_Aim of the task_
Return all the records, each one exactly as given.
■ ■ ■ ■ ■
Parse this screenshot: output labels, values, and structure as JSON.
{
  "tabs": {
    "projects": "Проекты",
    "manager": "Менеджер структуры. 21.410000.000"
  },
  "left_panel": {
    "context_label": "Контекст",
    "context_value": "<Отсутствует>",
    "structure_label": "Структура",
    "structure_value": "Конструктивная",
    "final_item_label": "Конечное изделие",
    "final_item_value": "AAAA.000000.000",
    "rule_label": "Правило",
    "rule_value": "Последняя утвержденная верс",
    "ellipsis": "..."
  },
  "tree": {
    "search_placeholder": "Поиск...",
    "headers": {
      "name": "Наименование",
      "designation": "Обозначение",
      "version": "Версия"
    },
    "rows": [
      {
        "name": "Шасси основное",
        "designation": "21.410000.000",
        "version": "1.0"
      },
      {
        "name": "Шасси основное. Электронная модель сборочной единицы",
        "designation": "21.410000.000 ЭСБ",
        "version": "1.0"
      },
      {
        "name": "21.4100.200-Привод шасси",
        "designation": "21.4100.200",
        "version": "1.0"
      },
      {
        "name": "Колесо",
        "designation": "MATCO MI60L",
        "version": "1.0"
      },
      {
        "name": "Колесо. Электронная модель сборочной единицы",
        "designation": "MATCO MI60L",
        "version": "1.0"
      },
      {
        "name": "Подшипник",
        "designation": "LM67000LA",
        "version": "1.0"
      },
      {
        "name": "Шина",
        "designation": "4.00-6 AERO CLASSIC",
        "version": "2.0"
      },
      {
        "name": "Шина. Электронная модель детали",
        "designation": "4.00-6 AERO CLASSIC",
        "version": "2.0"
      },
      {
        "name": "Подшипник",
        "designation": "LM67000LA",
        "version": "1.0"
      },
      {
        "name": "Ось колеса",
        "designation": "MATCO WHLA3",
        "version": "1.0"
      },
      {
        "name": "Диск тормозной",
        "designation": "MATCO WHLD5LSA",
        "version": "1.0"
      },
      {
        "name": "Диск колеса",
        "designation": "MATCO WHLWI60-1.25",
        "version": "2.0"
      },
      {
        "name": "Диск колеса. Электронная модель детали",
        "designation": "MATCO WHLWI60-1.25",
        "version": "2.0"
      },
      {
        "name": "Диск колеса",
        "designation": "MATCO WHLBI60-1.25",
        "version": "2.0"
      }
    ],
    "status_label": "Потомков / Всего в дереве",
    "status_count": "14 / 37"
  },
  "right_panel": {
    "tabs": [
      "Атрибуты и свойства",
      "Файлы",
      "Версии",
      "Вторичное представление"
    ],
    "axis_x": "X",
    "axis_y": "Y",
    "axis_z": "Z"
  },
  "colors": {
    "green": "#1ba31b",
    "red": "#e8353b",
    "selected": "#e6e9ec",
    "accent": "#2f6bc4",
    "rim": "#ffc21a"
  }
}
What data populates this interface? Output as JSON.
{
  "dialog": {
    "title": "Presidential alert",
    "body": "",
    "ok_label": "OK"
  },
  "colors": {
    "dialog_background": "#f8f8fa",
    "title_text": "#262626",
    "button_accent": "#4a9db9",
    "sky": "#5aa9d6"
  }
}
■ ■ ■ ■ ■
_Solution for this problem_
Parse this screenshot: output labels, values, and structure as JSON.
{
  "tabs": {
    "projects": "Проекты",
    "manager": "Менеджер структуры. 21.410000.000"
  },
  "left_panel": {
    "context_label": "Контекст",
    "context_value": "<Отсутствует>",
    "structure_label": "Структура",
    "structure_value": "Конструктивная",
    "final_item_label": "Конечное изделие",
    "final_item_value": "AAAA.000000.000",
    "rule_label": "Правило",
    "rule_value": "Последняя утвержденная верс",
    "ellipsis": "..."
  },
  "tree": {
    "search_placeholder": "Поиск...",
    "headers": {
      "name": "Наименование",
      "designation": "Обозначение",
      "version": "Версия"
    },
    "rows": [
      {
        "name": "Шасси основное",
        "designation": "21.410000.000",
        "version": "1.0"
      },
      {
        "name": "Шасси основное. Электронная модель сборочной единицы",
        "designation": "21.410000.000 ЭСБ",
        "version": "1.0"
      },
      {
        "name": "21.4100.200-Привод шасси",
        "designation": "21.4100.200",
        "version": "1.0"
      },
      {
        "name": "Колесо",
        "designation": "MATCO MI60L",
        "version": "1.0"
      },
      {
        "name": "Колесо. Электронная модель сборочной единицы",
        "designation": "MATCO MI60L",
        "version": "1.0"
      },
      {
        "name": "Подшипник",
        "designation": "LM67000LA",
        "version": "1.0"
      },
      {
        "name": "Шина",
        "designation": "4.00-6 AERO CLASSIC",
        "version": "2.0"
      },
      {
        "name": "Шина. Электронная модель детали",
        "designation": "4.00-6 AERO CLASSIC",
        "version": "2.0"
      },
      {
        "name": "Подшипник",
        "designation": "LM67000LA",
        "version": "1.0"
      },
      {
        "name": "Ось колеса",
        "designation": "MATCO WHLA3",
        "version": "1.0"
      },
      {
        "name": "Диск тормозной",
        "designation": "MATCO WHLD5LSA",
        "version": "1.0"
      },
      {
        "name": "Диск колеса",
        "designation": "MATCO WHLWI60-1.25",
        "version": "2.0"
      },
      {
        "name": "Диск колеса. Электронная модель детали",
        "designation": "MATCO WHLWI60-1.25",
        "version": "2.0"
      },
      {
        "name": "Диск колеса",
        "designation": "MATCO WHLBI60-1.25",
        "version": "2.0"
      }
    ],
    "status_label": "Потомков / Всего в дереве",
    "status_count": "14 / 37"
  },
  "right_panel": {
    "tabs": [
      "Атрибуты и свойства",
      "Файлы",
      "Версии",
      "Вторичное представление"
    ],
    "axis_x": "X",
    "axis_y": "Y",
    "axis_z": "Z"
  },
  "colors": {
    "green": "#1ba31b",
    "red": "#e8353b",
    "selected": "#e6e9ec",
    "accent": "#2f6bc4",
    "rim": "#ffc21a"
  }
}
What data populates this interface? Output as JSON.
{
  "dialog": {
    "title": "Presidential alert",
    "body": "",
    "ok_label": "OK"
  },
  "colors": {
    "dialog_background": "#f8f8fa",
    "title_text": "#262626",
    "button_accent": "#4a9db9",
    "sky": "#5aa9d6"
  }
}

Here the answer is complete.